### Problem description
The full set of records must be returned exactly, character for character.

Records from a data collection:
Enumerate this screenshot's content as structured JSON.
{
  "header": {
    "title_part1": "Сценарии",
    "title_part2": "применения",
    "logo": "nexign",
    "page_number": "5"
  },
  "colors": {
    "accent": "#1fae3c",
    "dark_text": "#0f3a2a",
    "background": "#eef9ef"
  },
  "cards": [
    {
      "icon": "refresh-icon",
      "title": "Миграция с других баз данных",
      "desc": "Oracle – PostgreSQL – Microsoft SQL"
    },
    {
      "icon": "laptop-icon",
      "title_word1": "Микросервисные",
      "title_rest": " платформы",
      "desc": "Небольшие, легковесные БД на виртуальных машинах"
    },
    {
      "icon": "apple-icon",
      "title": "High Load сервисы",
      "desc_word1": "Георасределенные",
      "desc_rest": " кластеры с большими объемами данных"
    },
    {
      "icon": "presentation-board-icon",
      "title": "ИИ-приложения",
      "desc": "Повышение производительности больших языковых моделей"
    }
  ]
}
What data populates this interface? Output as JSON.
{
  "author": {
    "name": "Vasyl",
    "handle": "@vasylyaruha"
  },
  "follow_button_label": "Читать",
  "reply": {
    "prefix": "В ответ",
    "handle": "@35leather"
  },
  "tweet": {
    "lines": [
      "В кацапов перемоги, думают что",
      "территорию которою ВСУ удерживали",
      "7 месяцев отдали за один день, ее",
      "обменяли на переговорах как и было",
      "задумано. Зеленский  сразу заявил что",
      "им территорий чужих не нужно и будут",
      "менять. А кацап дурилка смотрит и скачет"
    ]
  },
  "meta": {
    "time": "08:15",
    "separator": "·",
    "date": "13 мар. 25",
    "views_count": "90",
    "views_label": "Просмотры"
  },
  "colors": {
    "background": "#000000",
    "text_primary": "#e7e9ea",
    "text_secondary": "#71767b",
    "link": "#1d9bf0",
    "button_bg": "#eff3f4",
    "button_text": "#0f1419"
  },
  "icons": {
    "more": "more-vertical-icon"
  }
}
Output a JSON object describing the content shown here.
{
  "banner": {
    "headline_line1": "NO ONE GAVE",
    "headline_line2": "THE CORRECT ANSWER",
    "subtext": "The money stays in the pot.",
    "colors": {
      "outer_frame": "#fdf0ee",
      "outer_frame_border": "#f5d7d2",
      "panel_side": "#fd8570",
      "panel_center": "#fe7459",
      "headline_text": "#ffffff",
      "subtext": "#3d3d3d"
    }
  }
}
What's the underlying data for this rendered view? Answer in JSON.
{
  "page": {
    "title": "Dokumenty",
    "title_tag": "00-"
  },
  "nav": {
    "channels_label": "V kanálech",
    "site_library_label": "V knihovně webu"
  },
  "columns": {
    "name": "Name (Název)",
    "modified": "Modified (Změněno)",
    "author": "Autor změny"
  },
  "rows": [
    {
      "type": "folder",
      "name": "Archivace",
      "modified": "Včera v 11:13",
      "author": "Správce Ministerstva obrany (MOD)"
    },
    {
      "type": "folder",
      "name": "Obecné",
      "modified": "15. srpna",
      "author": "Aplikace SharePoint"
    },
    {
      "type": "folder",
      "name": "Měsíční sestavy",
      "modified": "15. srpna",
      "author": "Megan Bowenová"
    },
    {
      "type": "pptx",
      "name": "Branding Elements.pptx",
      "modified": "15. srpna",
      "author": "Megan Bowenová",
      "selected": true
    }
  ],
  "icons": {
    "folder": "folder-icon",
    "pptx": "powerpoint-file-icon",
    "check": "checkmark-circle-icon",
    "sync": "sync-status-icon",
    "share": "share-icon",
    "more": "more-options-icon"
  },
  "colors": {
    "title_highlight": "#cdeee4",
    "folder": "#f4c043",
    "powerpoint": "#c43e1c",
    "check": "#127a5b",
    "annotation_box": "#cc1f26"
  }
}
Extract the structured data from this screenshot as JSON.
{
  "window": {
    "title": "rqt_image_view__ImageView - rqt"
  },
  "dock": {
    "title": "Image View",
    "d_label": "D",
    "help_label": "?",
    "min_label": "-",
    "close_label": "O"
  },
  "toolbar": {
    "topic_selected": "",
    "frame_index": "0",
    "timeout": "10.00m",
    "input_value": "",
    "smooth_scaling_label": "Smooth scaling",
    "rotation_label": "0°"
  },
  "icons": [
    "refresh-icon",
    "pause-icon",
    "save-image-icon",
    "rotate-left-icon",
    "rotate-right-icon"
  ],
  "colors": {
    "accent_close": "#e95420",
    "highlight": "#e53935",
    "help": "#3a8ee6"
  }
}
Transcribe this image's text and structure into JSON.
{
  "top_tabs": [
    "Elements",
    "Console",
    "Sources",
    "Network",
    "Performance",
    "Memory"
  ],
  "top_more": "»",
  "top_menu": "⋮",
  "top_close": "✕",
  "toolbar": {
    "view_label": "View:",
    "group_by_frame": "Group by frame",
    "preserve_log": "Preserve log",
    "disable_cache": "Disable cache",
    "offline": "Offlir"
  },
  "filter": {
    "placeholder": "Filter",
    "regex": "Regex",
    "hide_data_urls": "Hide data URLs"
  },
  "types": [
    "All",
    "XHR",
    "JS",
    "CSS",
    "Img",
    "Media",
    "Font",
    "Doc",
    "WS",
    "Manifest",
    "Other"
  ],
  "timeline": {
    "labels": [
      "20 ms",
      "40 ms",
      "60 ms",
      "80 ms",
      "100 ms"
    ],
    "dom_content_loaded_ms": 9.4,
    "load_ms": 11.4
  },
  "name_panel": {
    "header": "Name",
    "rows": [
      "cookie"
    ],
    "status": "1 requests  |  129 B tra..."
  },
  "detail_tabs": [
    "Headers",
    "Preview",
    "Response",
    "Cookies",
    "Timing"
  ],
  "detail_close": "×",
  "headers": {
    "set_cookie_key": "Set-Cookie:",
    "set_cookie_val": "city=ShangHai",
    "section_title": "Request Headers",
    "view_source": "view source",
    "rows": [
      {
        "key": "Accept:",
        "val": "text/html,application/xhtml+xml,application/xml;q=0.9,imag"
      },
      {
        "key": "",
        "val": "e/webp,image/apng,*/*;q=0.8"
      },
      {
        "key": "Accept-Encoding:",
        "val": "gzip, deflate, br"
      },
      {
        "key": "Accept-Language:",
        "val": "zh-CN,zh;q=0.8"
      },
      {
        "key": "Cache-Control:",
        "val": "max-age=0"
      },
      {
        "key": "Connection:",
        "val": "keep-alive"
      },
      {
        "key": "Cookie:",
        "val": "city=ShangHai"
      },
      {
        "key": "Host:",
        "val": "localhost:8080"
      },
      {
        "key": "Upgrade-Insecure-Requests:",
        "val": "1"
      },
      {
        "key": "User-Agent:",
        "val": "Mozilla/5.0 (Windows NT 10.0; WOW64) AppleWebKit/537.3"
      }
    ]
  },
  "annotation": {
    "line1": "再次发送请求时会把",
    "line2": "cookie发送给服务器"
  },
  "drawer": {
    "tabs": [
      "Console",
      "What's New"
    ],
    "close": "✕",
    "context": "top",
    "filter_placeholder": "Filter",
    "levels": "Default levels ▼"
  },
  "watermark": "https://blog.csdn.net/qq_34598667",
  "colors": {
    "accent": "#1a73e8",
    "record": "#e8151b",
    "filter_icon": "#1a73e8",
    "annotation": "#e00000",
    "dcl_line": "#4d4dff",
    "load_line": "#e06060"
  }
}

### Problem solution
Enumerate this screenshot's content as structured JSON.
{
  "header": {
    "title_part1": "Сценарии",
    "title_part2": "применения",
    "logo": "nexign",
    "page_number": "5"
  },
  "colors": {
    "accent": "#1fae3c",
    "dark_text": "#0f3a2a",
    "background": "#eef9ef"
  },
  "cards": [
    {
      "icon": "refresh-icon",
      "title": "Миграция с других баз данных",
      "desc": "Oracle – PostgreSQL – Microsoft SQL"
    },
    {
      "icon": "laptop-icon",
      "title_word1": "Микросервисные",
      "title_rest": " платформы",
      "desc": "Небольшие, легковесные БД на виртуальных машинах"
    },
    {
      "icon": "apple-icon",
      "title": "High Load сервисы",
      "desc_word1": "Георасределенные",
      "desc_rest": " кластеры с большими объемами данных"
    },
    {
      "icon": "presentation-board-icon",
      "title": "ИИ-приложения",
      "desc": "Повышение производительности больших языковых моделей"
    }
  ]
}
What data populates this interface? Output as JSON.
{
  "author": {
    "name": "Vasyl",
    "handle": "@vasylyaruha"
  },
  "follow_button_label": "Читать",
  "reply": {
    "prefix": "В ответ",
    "handle": "@35leather"
  },
  "tweet": {
    "lines": [
      "В кацапов перемоги, думают что",
      "территорию которою ВСУ удерживали",
      "7 месяцев отдали за один день, ее",
      "обменяли на переговорах как и было",
      "задумано. Зеленский  сразу заявил что",
      "им территорий чужих не нужно и будут",
      "менять. А кацап дурилка смотрит и скачет"
    ]
  },
  "meta": {
    "time": "08:15",
    "separator": "·",
    "date": "13 мар. 25",
    "views_count": "90",
    "views_label": "Просмотры"
  },
  "colors": {
    "background": "#000000",
    "text_primary": "#e7e9ea",
    "text_secondary": "#71767b",
    "link": "#1d9bf0",
    "button_bg": "#eff3f4",
    "button_text": "#0f1419"
  },
  "icons": {
    "more": "more-vertical-icon"
  }
}
Output a JSON object describing the content shown here.
{
  "banner": {
    "headline_line1": "NO ONE GAVE",
    "headline_line2": "THE CORRECT ANSWER",
    "subtext": "The money stays in the pot.",
    "colors": {
      "outer_frame": "#fdf0ee",
      "outer_frame_border": "#f5d7d2",
      "panel_side": "#fd8570",
      "panel_center": "#fe7459",
      "headline_text": "#ffffff",
      "subtext": "#3d3d3d"
    }
  }
}
What's the underlying data for this rendered view? Answer in JSON.
{
  "page": {
    "title": "Dokumenty",
    "title_tag": "00-"
  },
  "nav": {
    "channels_label": "V kanálech",
    "site_library_label": "V knihovně webu"
  },
  "columns": {
    "name": "Name (Název)",
    "modified": "Modified (Změněno)",
    "author": "Autor změny"
  },
  "rows": [
    {
      "type": "folder",
      "name": "Archivace",
      "modified": "Včera v 11:13",
      "author": "Správce Ministerstva obrany (MOD)"
    },
    {
      "type": "folder",
      "name": "Obecné",
      "modified": "15. srpna",
      "author": "Aplikace SharePoint"
    },
    {
      "type": "folder",
      "name": "Měsíční sestavy",
      "modified": "15. srpna",
      "author": "Megan Bowenová"
    },
    {
      "type": "pptx",
      "name": "Branding Elements.pptx",
      "modified": "15. srpna",
      "author": "Megan Bowenová",
      "selected": true
    }
  ],
  "icons": {
    "folder": "folder-icon",
    "pptx": "powerpoint-file-icon",
    "check": "checkmark-circle-icon",
    "sync": "sync-status-icon",
    "share": "share-icon",
    "more": "more-options-icon"
  },
  "colors": {
    "title_highlight": "#cdeee4",
    "folder": "#f4c043",
    "powerpoint": "#c43e1c",
    "check": "#127a5b",
    "annotation_box": "#cc1f26"
  }
}
Extract the structured data from this screenshot as JSON.
{
  "window": {
    "title": "rqt_image_view__ImageView - rqt"
  },
  "dock": {
    "title": "Image View",
    "d_label": "D",
    "help_label": "?",
    "min_label": "-",
    "close_label": "O"
  },
  "toolbar": {
    "topic_selected": "",
    "frame_index": "0",
    "timeout": "10.00m",
    "input_value": "",
    "smooth_scaling_label": "Smooth scaling",
    "rotation_label": "0°"
  },
  "icons": [
    "refresh-icon",
    "pause-icon",
    "save-image-icon",
    "rotate-left-icon",
    "rotate-right-icon"
  ],
  "colors": {
    "accent_close": "#e95420",
    "highlight": "#e53935",
    "help": "#3a8ee6"
  }
}
Transcribe this image's text and structure into JSON.
{
  "top_tabs": [
    "Elements",
    "Console",
    "Sources",
    "Network",
    "Performance",
    "Memory"
  ],
  "top_more": "»",
  "top_menu": "⋮",
  "top_close": "✕",
  "toolbar": {
    "view_label": "View:",
    "group_by_frame": "Group by frame",
    "preserve_log": "Preserve log",
    "disable_cache": "Disable cache",
    "offline": "Offlir"
  },
  "filter": {
    "placeholder": "Filter",
    "regex": "Regex",
    "hide_data_urls": "Hide data URLs"
  },
  "types": [
    "All",
    "XHR",
    "JS",
    "CSS",
    "Img",
    "Media",
    "Font",
    "Doc",
    "WS",
    "Manifest",
    "Other"
  ],
  "timeline": {
    "labels": [
      "20 ms",
      "40 ms",
      "60 ms",
      "80 ms",
      "100 ms"
    ],
    "dom_content_loaded_ms": 9.4,
    "load_ms": 11.4
  },
  "name_panel": {
    "header": "Name",
    "rows": [
      "cookie"
    ],
    "status": "1 requests  |  129 B tra..."
  },
  "detail_tabs": [
    "Headers",
    "Preview",
    "Response",
    "Cookies",
    "Timing"
  ],
  "detail_close": "×",
  "headers": {
    "set_cookie_key": "Set-Cookie:",
    "set_cookie_val": "city=ShangHai",
    "section_title": "Request Headers",
    "view_source": "view source",
    "rows": [
      {
        "key": "Accept:",
        "val": "text/html,application/xhtml+xml,application/xml;q=0.9,imag"
      },
      {
        "key": "",
        "val": "e/webp,image/apng,*/*;q=0.8"
      },
      {
        "key": "Accept-Encoding:",
        "val": "gzip, deflate, br"
      },
      {
        "key": "Accept-Language:",
        "val": "zh-CN,zh;q=0.8"
      },
      {
        "key": "Cache-Control:",
        "val": "max-age=0"
      },
      {
        "key": "Connection:",
        "val": "keep-alive"
      },
      {
        "key": "Cookie:",
        "val": "city=ShangHai"
      },
      {
        "key": "Host:",
        "val": "localhost:8080"
      },
      {
        "key": "Upgrade-Insecure-Requests:",
        "val": "1"
      },
      {
        "key": "User-Agent:",
        "val": "Mozilla/5.0 (Windows NT 10.0; WOW64) AppleWebKit/537.3"
      }
    ]
  },
  "annotation": {
    "line1": "再次发送请求时会把",
    "line2": "cookie发送给服务器"
  },
  "drawer": {
    "tabs": [
      "Console",
      "What's New"
    ],
    "close": "✕",
    "context": "top",
    "filter_placeholder": "Filter",
    "levels": "Default levels ▼"
  },
  "watermark": "https://blog.csdn.net/qq_34598667",
  "colors": {
    "accent": "#1a73e8",
    "record": "#e8151b",
    "filter_icon": "#1a73e8",
    "annotation": "#e00000",
    "dcl_line": "#4d4dff",
    "load_line": "#e06060"
  }
}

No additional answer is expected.